* AIM OF THE EXERCISE
Your answer must be an exact copy of the entries below, with every picture removed.

* Stored data entries
***

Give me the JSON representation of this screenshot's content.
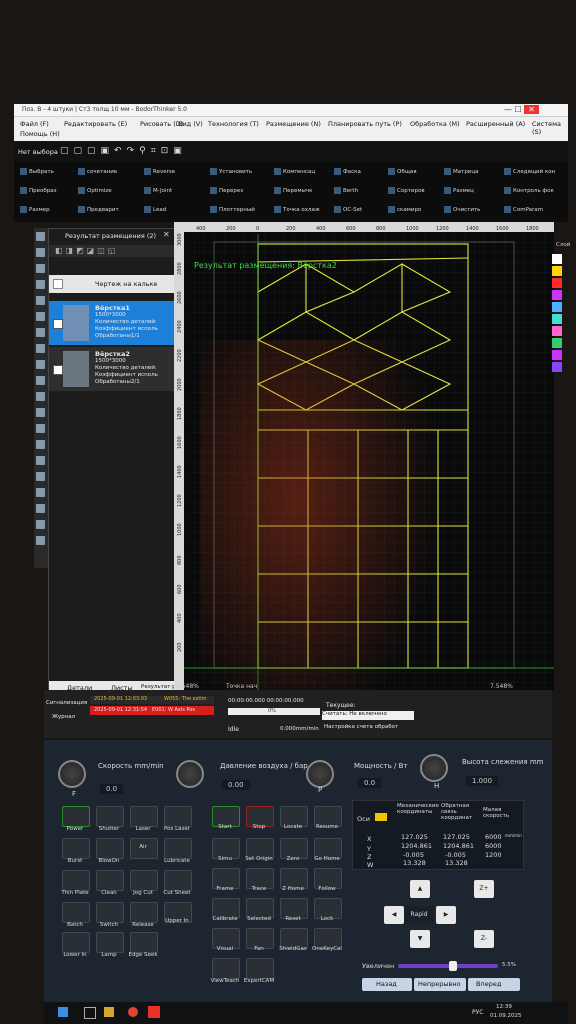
{
  "window_title": "Поз. В - 4 штуки | Ст3 толщ 10 мм - BodorThinker 5.0",
  "menu": [
    "Файл (F)",
    "Редактировать (E)",
    "Рисовать (D)",
    "Вид (V)",
    "Технология (T)",
    "Размещение (N)",
    "Планировать путь (P)",
    "Обработка (M)",
    "Расширенный (A)",
    "Система (S)",
    "Помощь (H)"
  ],
  "toolbar1": {
    "selection_label": "Нет выбора"
  },
  "ribbon": [
    [
      "Выбрать",
      "сочетание",
      "Reverse",
      "Установить",
      "Компенсац",
      "Фаска",
      "Общая",
      "Матрица",
      "Следящий кон"
    ],
    [
      "Преобраз",
      "Optimize",
      "M-Joint",
      "Перерез",
      "Перемычк",
      "Berth",
      "Сортиров",
      "Размец",
      "Контроль фок"
    ],
    [
      "Размер",
      "Предварит",
      "Lead",
      "Плоттерный",
      "Точка охлаж",
      "OC-Set",
      "скамиро",
      "Очистить",
      "ComParam"
    ]
  ],
  "panel": {
    "title": "Результат размещения (2)",
    "header": "Чертеж на кальке",
    "items": [
      {
        "name": "Вёрстка1",
        "size": "1500*3000",
        "detail": "Количество деталей:",
        "coef": "Коэффициент исполь",
        "status": "Обработаны1/1"
      },
      {
        "name": "Вёрстка2",
        "size": "1500*3000",
        "detail": "Количество деталей:",
        "coef": "Коэффициент исполь",
        "status": "Обработаны2/1"
      }
    ],
    "tabs": [
      "Детали",
      "Листы",
      "Результат размещ"
    ]
  },
  "canvas": {
    "overlay_title": "Результат размещения: Вёрстка2",
    "ruler_top": [
      "400",
      "200",
      "0",
      "200",
      "400",
      "600",
      "800",
      "1000",
      "1200",
      "1400",
      "1600",
      "1800"
    ],
    "ruler_left": [
      "3000",
      "2800",
      "2600",
      "2400",
      "2200",
      "2000",
      "1800",
      "1600",
      "1400",
      "1200",
      "1000",
      "800",
      "600",
      "400",
      "200"
    ],
    "zoom": "7.548%",
    "status_point_label": "Точка нач",
    "palette_label": "Слой"
  },
  "palette_colors": [
    "#ffffff",
    "#ffd400",
    "#ff2a2a",
    "#cc33ff",
    "#4ab0ff",
    "#40e0d0",
    "#ff66cc",
    "#33cc66",
    "#cc33ff",
    "#8844ff"
  ],
  "console": {
    "tabs": [
      "Сигнализация",
      "Журнал"
    ],
    "alarms": [
      "2025-09-01 12:03:03",
      "W055: The estim"
    ],
    "alarm_selected": "2025-09-01 12:31:54",
    "alarm_code": "E001: W Axis Pos",
    "timer": "00:00:00.000 00:00:00.000",
    "progress": "0%",
    "state": "Idle",
    "speed_readout": "0.000mm/min",
    "current_label": "Текущее:",
    "count_label": "Считать: Не включено",
    "setup_label": "Настройка счета обработ"
  },
  "gauges": [
    {
      "label": "Скорость mm/min",
      "value": "0.0",
      "letter": "F"
    },
    {
      "label": "Давление воздуха / бар",
      "value": "0.00",
      "letter": ""
    },
    {
      "label": "Мощность / Вт",
      "value": "0.0",
      "letter": "P"
    },
    {
      "label": "Высота слежения mm",
      "value": "1.000",
      "letter": "H"
    }
  ],
  "buttons_left": [
    [
      "Power",
      "Shutter",
      "Laser",
      "Pos Laser"
    ],
    [
      "Burst",
      "BlowOn",
      "Air",
      "Lubricate"
    ],
    [
      "Thin Plate",
      "Clean",
      "Jog Cut",
      "Cut Sheet"
    ],
    [
      "Batch",
      "Switch",
      "Release",
      "Upper In"
    ],
    [
      "Lower In",
      "Lamp",
      "Edge Seek",
      ""
    ]
  ],
  "buttons_right": [
    [
      "Start",
      "Stop",
      "Locate",
      "Resume"
    ],
    [
      "Simu",
      "Set Origin",
      "Zero",
      "Go Home"
    ],
    [
      "Frame",
      "Trace",
      "Z Home",
      "Follow"
    ],
    [
      "Calibrate",
      "Selected",
      "Reset",
      "Lock"
    ],
    [
      "Visual",
      "Fan",
      "ShieldGas",
      "OneKeyCal"
    ],
    [
      "ViewTeach",
      "ExpertCAM",
      "",
      ""
    ]
  ],
  "coords": {
    "headers": [
      "Оси",
      "Механические координаты",
      "Обратная связь координат",
      "Малая скорость"
    ],
    "rows": [
      {
        "axis": "X",
        "mech": "127.025",
        "fb": "127.025",
        "speed": "6000"
      },
      {
        "axis": "Y",
        "mech": "1204.861",
        "fb": "1204.861",
        "speed": "6000"
      },
      {
        "axis": "Z",
        "mech": "-0.005",
        "fb": "-0.005",
        "speed": "1200"
      },
      {
        "axis": "W",
        "mech": "13.328",
        "fb": "13.328",
        "speed": ""
      }
    ],
    "speed_unit": "mm/min"
  },
  "jog": {
    "center": "Rapid",
    "zplus": "Z+",
    "zminus": "Z-"
  },
  "zoom_slider": {
    "label": "Увеличен",
    "value": "5.5%",
    "fraction": 0.55
  },
  "nav": {
    "back": "Назад",
    "cont": "Непрерывно",
    "fwd": "Вперед"
  },
  "taskbar": {
    "lang": "РУС",
    "time": "12:39",
    "date": "01.09.2025"
  }
}
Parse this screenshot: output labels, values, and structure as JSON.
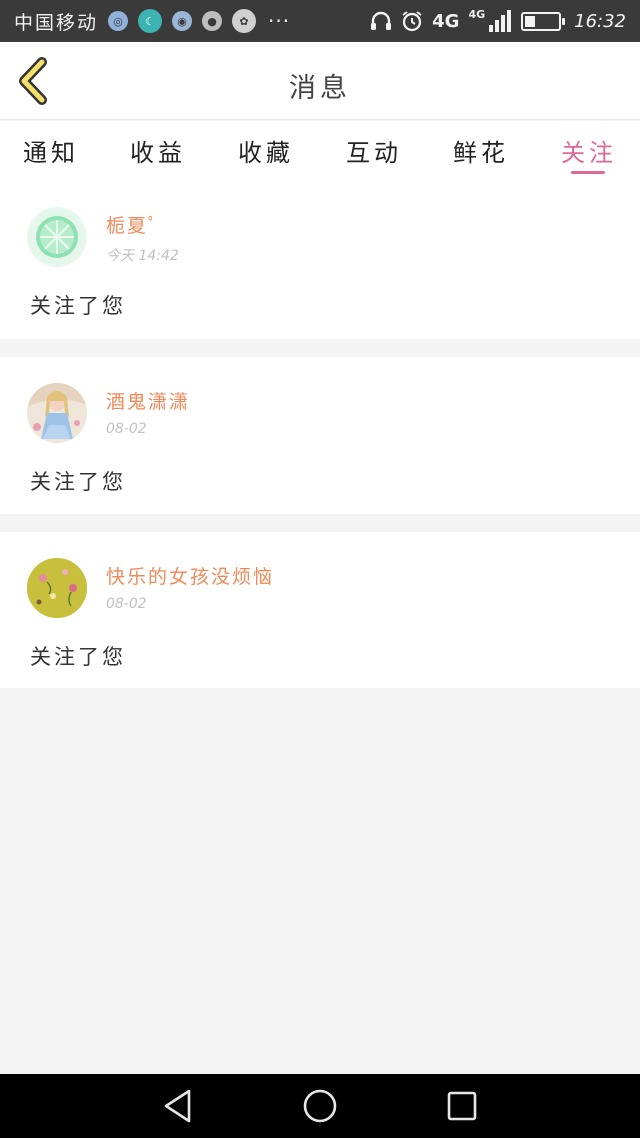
{
  "status_bar": {
    "carrier": "中国移动",
    "more": "···",
    "network": "4G",
    "network_small": "4G",
    "battery_level": 0.3,
    "time": "16:32"
  },
  "header": {
    "title": "消息"
  },
  "tabs": [
    {
      "label": "通知"
    },
    {
      "label": "收益"
    },
    {
      "label": "收藏"
    },
    {
      "label": "互动"
    },
    {
      "label": "鲜花"
    },
    {
      "label": "关注"
    }
  ],
  "active_tab": "关注",
  "accent_color": "#e06a95",
  "name_color": "#f08a5a",
  "follows": [
    {
      "name": "栀夏ﾟ",
      "time": "今天 14:42",
      "message": "关注了您"
    },
    {
      "name": "酒鬼潇潇",
      "time": "08-02",
      "message": "关注了您"
    },
    {
      "name": "快乐的女孩没烦恼",
      "time": "08-02",
      "message": "关注了您"
    }
  ],
  "nav": {
    "back": "back-triangle-icon",
    "home": "home-circle-icon",
    "recent": "recent-square-icon"
  }
}
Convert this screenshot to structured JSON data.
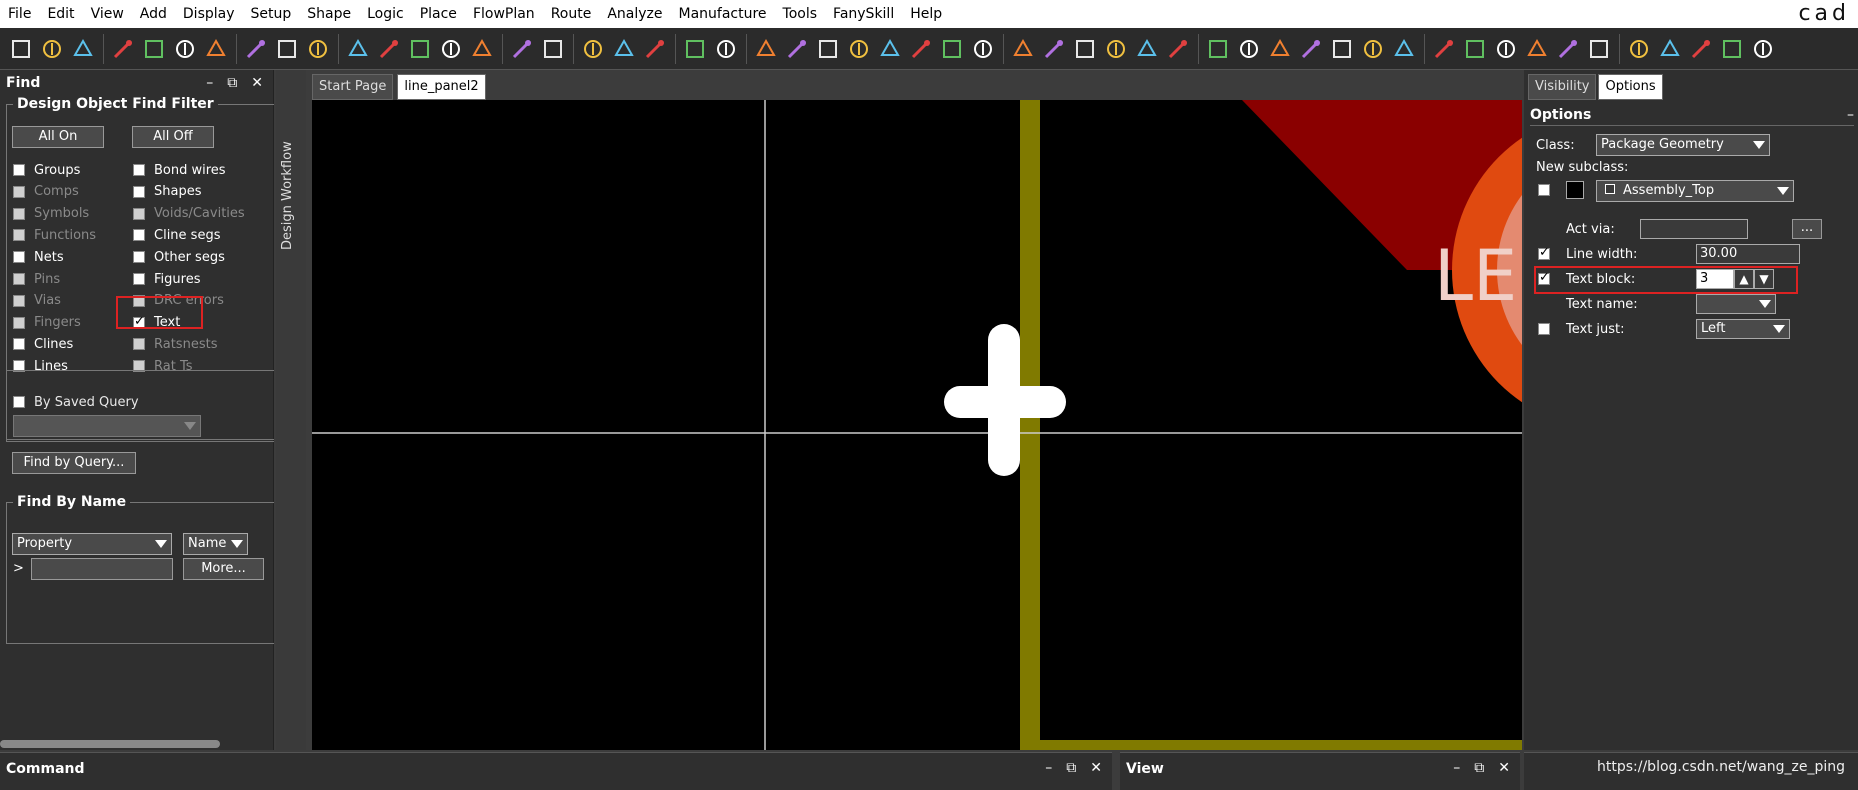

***

* EXPECTED OUTPUT
Give me the JSON representation of this screenshot's content.
{
  "window_title": "Поз. В - 4 штуки | Ст3 толщ 10 мм - BodorThinker 5.0",
  "menu": [
    "Файл (F)",
    "Редактировать (E)",
    "Рисовать (D)",
    "Вид (V)",
    "Технология (T)",
    "Размещение (N)",
    "Планировать путь (P)",
    "Обработка (M)",
    "Расширенный (A)",
    "Система (S)",
    "Помощь (H)"
  ],
  "toolbar1": {
    "selection_label": "Нет выбора"
  },
  "ribbon": [
    [
      "Выбрать",
      "сочетание",
      "Reverse",
      "Установить",
      "Компенсац",
      "Фаска",
      "Общая",
      "Матрица",
      "Следящий кон"
    ],
    [
      "Преобраз",
      "Optimize",
      "M-Joint",
      "Перерез",
      "Перемычк",
      "Berth",
      "Сортиров",
      "Размец",
      "Контроль фок"
    ],
    [
      "Размер",
      "Предварит",
      "Lead",
      "Плоттерный",
      "Точка охлаж",
      "OC-Set",
      "скамиро",
      "Очистить",
      "ComParam"
    ]
  ],
  "panel": {
    "title": "Результат размещения (2)",
    "header": "Чертеж на кальке",
    "items": [
      {
        "name": "Вёрстка1",
        "size": "1500*3000",
        "detail": "Количество деталей:",
        "coef": "Коэффициент исполь",
        "status": "Обработаны1/1"
      },
      {
        "name": "Вёрстка2",
        "size": "1500*3000",
        "detail": "Количество деталей:",
        "coef": "Коэффициент исполь",
        "status": "Обработаны2/1"
      }
    ],
    "tabs": [
      "Детали",
      "Листы",
      "Результат размещ"
    ]
  },
  "canvas": {
    "overlay_title": "Результат размещения: Вёрстка2",
    "ruler_top": [
      "400",
      "200",
      "0",
      "200",
      "400",
      "600",
      "800",
      "1000",
      "1200",
      "1400",
      "1600",
      "1800"
    ],
    "ruler_left": [
      "3000",
      "2800",
      "2600",
      "2400",
      "2200",
      "2000",
      "1800",
      "1600",
      "1400",
      "1200",
      "1000",
      "800",
      "600",
      "400",
      "200"
    ],
    "zoom": "7.548%",
    "status_point_label": "Точка нач",
    "palette_label": "Слой"
  },
  "palette_colors": [
    "#ffffff",
    "#ffd400",
    "#ff2a2a",
    "#cc33ff",
    "#4ab0ff",
    "#40e0d0",
    "#ff66cc",
    "#33cc66",
    "#cc33ff",
    "#8844ff"
  ],
  "console": {
    "tabs": [
      "Сигнализация",
      "Журнал"
    ],
    "alarms": [
      "2025-09-01 12:03:03",
      "W055: The estim"
    ],
    "alarm_selected": "2025-09-01 12:31:54",
    "alarm_code": "E001: W Axis Pos",
    "timer": "00:00:00.000 00:00:00.000",
    "progress": "0%",
    "state": "Idle",
    "speed_readout": "0.000mm/min",
    "current_label": "Текущее:",
    "count_label": "Считать: Не включено",
    "setup_label": "Настройка счета обработ"
  },
  "gauges": [
    {
      "label": "Скорость mm/min",
      "value": "0.0",
      "letter": "F"
    },
    {
      "label": "Давление воздуха / бар",
      "value": "0.00",
      "letter": ""
    },
    {
      "label": "Мощность / Вт",
      "value": "0.0",
      "letter": "P"
    },
    {
      "label": "Высота слежения mm",
      "value": "1.000",
      "letter": "H"
    }
  ],
  "buttons_left": [
    [
      "Power",
      "Shutter",
      "Laser",
      "Pos Laser"
    ],
    [
      "Burst",
      "BlowOn",
      "Air",
      "Lubricate"
    ],
    [
      "Thin Plate",
      "Clean",
      "Jog Cut",
      "Cut Sheet"
    ],
    [
      "Batch",
      "Switch",
      "Release",
      "Upper In"
    ],
    [
      "Lower In",
      "Lamp",
      "Edge Seek",
      ""
    ]
  ],
  "buttons_right": [
    [
      "Start",
      "Stop",
      "Locate",
      "Resume"
    ],
    [
      "Simu",
      "Set Origin",
      "Zero",
      "Go Home"
    ],
    [
      "Frame",
      "Trace",
      "Z Home",
      "Follow"
    ],
    [
      "Calibrate",
      "Selected",
      "Reset",
      "Lock"
    ],
    [
      "Visual",
      "Fan",
      "ShieldGas",
      "OneKeyCal"
    ],
    [
      "ViewTeach",
      "ExpertCAM",
      "",
      ""
    ]
  ],
  "coords": {
    "headers": [
      "Оси",
      "Механические координаты",
      "Обратная связь координат",
      "Малая скорость"
    ],
    "rows": [
      {
        "axis": "X",
        "mech": "127.025",
        "fb": "127.025",
        "speed": "6000"
      },
      {
        "axis": "Y",
        "mech": "1204.861",
        "fb": "1204.861",
        "speed": "6000"
      },
      {
        "axis": "Z",
        "mech": "-0.005",
        "fb": "-0.005",
        "speed": "1200"
      },
      {
        "axis": "W",
        "mech": "13.328",
        "fb": "13.328",
        "speed": ""
      }
    ],
    "speed_unit": "mm/min"
  },
  "jog": {
    "center": "Rapid",
    "zplus": "Z+",
    "zminus": "Z-"
  },
  "zoom_slider": {
    "label": "Увеличен",
    "value": "5.5%",
    "fraction": 0.55
  },
  "nav": {
    "back": "Назад",
    "cont": "Непрерывно",
    "fwd": "Вперед"
  },
  "taskbar": {
    "lang": "РУС",
    "time": "12:39",
    "date": "01.09.2025"
  }
}
Parse this screenshot: output labels, values, and structure as JSON.
{
  "status_bar": {
    "carrier": "中国移动",
    "more": "···",
    "network": "4G",
    "network_small": "4G",
    "battery_level": 0.3,
    "time": "16:32"
  },
  "header": {
    "title": "消息"
  },
  "tabs": [
    {
      "label": "通知"
    },
    {
      "label": "收益"
    },
    {
      "label": "收藏"
    },
    {
      "label": "互动"
    },
    {
      "label": "鲜花"
    },
    {
      "label": "关注"
    }
  ],
  "active_tab": "关注",
  "accent_color": "#e06a95",
  "name_color": "#f08a5a",
  "follows": [
    {
      "name": "栀夏ﾟ",
      "time": "今天 14:42",
      "message": "关注了您"
    },
    {
      "name": "酒鬼潇潇",
      "time": "08-02",
      "message": "关注了您"
    },
    {
      "name": "快乐的女孩没烦恼",
      "time": "08-02",
      "message": "关注了您"
    }
  ],
  "nav": {
    "back": "back-triangle-icon",
    "home": "home-circle-icon",
    "recent": "recent-square-icon"
  }
}
Convert this screenshot to structured JSON data.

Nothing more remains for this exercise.